====== MATERIAL FOR THE TASK

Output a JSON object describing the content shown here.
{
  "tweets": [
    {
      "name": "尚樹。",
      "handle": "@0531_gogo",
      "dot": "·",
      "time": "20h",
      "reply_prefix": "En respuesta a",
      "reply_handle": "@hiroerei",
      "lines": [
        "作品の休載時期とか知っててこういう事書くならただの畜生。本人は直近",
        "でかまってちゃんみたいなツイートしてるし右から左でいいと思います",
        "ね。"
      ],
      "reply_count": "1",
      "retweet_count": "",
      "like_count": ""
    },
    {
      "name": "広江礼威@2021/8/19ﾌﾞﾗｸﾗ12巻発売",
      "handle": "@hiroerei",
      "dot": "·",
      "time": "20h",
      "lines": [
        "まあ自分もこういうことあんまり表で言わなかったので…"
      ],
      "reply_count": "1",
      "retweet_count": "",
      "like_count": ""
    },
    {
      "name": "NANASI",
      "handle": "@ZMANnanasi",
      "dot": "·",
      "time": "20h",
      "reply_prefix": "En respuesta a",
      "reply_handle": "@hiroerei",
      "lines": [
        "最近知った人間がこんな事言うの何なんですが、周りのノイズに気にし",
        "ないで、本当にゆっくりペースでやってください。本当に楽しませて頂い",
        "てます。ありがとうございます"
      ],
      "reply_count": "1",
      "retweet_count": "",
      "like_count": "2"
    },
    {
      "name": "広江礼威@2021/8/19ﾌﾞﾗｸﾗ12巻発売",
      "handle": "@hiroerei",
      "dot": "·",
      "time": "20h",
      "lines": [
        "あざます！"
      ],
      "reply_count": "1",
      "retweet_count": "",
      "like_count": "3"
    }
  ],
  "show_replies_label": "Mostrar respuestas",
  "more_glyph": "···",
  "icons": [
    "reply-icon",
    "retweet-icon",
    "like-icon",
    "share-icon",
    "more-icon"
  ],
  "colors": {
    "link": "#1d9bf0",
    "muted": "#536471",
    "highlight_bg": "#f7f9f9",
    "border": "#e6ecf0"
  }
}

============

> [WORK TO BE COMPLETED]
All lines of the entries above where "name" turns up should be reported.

> [YOUR SOLUTION]
      "name": "尚樹。",
      "name": "広江礼威@2021/8/19ﾌﾞﾗｸﾗ12巻発売",
      "name": "NANASI",
      "name": "広江礼威@2021/8/19ﾌﾞﾗｸﾗ12巻発売",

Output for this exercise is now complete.